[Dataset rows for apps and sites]
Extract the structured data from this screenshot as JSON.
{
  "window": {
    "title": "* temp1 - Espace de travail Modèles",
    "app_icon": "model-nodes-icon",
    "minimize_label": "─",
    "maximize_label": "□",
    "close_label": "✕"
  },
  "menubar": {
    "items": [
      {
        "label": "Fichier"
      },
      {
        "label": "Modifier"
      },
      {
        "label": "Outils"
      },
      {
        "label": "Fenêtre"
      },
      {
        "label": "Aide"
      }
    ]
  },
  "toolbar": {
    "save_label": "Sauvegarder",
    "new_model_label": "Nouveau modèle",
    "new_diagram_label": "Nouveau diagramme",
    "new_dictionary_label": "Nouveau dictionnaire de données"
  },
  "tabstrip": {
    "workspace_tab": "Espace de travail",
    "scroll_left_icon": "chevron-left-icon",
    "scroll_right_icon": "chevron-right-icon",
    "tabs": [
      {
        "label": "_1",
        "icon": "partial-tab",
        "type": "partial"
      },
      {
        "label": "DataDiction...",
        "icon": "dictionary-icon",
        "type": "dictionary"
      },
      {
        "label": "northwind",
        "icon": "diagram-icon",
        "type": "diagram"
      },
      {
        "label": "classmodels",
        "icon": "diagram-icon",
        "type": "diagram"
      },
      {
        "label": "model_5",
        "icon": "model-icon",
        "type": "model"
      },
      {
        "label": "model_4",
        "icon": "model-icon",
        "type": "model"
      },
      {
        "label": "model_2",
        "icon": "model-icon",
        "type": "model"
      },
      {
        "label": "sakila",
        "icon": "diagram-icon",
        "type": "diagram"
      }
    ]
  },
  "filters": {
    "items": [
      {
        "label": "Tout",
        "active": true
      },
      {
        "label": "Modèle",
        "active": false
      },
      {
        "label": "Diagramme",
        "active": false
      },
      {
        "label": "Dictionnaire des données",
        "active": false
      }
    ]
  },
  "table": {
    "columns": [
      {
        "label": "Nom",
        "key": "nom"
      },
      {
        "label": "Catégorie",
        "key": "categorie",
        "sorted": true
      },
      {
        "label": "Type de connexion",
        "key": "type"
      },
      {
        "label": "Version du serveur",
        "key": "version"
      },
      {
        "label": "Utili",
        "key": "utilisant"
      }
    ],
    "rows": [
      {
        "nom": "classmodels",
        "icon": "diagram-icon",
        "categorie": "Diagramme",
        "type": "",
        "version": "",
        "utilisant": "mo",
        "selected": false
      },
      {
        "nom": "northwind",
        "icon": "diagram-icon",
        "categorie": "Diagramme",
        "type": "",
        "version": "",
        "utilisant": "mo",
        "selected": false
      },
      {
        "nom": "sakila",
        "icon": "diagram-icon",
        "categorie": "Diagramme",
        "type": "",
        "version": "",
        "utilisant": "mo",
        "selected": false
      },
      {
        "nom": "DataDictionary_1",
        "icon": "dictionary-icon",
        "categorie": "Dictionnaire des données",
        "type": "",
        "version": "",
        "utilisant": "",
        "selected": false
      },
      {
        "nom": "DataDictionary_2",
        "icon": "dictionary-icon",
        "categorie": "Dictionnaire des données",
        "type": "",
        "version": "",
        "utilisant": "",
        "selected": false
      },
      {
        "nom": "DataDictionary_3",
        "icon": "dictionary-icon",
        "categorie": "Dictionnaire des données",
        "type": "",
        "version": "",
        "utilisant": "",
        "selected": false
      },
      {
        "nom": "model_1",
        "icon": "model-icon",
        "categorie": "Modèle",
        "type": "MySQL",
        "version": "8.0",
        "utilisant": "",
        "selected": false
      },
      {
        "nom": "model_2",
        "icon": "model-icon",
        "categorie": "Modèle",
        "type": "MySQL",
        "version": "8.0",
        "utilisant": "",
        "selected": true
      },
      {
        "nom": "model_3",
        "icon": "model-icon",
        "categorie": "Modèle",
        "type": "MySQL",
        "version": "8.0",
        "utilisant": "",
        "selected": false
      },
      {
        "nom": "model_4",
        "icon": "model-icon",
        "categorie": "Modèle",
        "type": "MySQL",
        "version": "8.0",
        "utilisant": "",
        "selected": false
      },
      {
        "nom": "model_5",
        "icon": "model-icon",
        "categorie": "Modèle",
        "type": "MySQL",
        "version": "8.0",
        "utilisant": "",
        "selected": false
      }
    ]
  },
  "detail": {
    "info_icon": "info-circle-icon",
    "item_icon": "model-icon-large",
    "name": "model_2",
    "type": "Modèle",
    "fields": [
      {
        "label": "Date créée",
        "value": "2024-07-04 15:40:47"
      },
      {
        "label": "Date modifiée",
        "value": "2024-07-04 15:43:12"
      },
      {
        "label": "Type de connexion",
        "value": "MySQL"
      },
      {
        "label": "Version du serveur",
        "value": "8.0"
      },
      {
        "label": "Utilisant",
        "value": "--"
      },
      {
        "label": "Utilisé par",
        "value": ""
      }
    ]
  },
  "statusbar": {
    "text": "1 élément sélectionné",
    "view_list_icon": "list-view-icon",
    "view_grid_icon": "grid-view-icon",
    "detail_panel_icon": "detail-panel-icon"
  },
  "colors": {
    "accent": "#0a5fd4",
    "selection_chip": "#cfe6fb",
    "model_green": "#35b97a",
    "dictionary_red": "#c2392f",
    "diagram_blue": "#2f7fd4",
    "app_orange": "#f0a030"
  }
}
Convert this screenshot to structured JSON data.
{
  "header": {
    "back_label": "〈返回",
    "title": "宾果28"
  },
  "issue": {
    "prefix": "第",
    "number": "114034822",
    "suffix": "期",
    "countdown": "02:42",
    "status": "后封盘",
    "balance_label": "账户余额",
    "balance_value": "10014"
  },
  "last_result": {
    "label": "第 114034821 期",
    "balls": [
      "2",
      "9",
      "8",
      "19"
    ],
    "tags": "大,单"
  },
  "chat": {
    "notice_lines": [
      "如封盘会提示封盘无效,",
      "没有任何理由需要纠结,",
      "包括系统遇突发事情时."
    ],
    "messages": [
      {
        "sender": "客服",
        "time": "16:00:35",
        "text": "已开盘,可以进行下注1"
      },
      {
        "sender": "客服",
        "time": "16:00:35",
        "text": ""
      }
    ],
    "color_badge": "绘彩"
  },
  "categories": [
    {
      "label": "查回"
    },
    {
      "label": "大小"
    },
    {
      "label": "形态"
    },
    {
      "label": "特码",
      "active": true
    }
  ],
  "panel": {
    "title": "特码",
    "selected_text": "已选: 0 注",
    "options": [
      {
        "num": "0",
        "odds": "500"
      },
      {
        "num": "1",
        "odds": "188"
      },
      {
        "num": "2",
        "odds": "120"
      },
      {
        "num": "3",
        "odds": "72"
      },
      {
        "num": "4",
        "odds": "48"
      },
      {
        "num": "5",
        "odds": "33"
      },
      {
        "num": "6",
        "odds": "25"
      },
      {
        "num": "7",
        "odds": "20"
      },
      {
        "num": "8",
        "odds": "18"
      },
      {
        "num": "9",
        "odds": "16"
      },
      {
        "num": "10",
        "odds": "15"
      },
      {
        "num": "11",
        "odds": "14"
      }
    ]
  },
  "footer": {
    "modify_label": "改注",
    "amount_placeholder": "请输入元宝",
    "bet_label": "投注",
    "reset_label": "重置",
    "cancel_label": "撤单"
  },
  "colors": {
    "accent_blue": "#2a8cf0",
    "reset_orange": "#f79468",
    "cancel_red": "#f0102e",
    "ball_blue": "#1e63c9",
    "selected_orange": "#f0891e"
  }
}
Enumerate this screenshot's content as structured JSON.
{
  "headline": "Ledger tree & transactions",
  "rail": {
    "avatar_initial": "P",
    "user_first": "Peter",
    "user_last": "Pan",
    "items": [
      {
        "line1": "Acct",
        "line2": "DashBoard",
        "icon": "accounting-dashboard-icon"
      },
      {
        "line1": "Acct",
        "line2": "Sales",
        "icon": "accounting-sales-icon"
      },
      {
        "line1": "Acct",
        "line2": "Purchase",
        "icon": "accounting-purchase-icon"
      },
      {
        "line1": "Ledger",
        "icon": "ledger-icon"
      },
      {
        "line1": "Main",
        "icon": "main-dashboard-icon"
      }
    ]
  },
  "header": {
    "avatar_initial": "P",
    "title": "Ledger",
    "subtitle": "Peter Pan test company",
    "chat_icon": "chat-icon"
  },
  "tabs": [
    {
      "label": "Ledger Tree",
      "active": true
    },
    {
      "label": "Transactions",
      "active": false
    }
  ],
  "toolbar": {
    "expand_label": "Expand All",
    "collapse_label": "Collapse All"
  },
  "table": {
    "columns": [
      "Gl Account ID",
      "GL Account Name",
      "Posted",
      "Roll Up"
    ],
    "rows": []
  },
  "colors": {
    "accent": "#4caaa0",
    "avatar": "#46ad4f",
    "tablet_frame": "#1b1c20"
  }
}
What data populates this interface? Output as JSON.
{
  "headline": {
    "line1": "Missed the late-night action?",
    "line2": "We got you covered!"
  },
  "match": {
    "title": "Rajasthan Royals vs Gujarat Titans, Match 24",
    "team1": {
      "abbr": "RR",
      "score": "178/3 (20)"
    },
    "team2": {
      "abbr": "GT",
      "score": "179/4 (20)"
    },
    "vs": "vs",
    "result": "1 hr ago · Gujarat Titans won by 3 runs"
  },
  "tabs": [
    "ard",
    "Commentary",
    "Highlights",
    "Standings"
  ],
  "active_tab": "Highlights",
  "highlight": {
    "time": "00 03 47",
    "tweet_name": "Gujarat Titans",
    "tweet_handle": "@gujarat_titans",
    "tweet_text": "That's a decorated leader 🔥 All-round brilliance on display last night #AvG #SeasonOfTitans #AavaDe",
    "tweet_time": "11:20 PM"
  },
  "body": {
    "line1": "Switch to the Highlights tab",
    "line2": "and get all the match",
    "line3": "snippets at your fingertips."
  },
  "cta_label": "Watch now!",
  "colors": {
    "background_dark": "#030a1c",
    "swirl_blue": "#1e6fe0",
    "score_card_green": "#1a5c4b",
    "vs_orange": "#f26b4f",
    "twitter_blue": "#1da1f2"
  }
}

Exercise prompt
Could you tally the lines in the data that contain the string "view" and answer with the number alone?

Finished task
2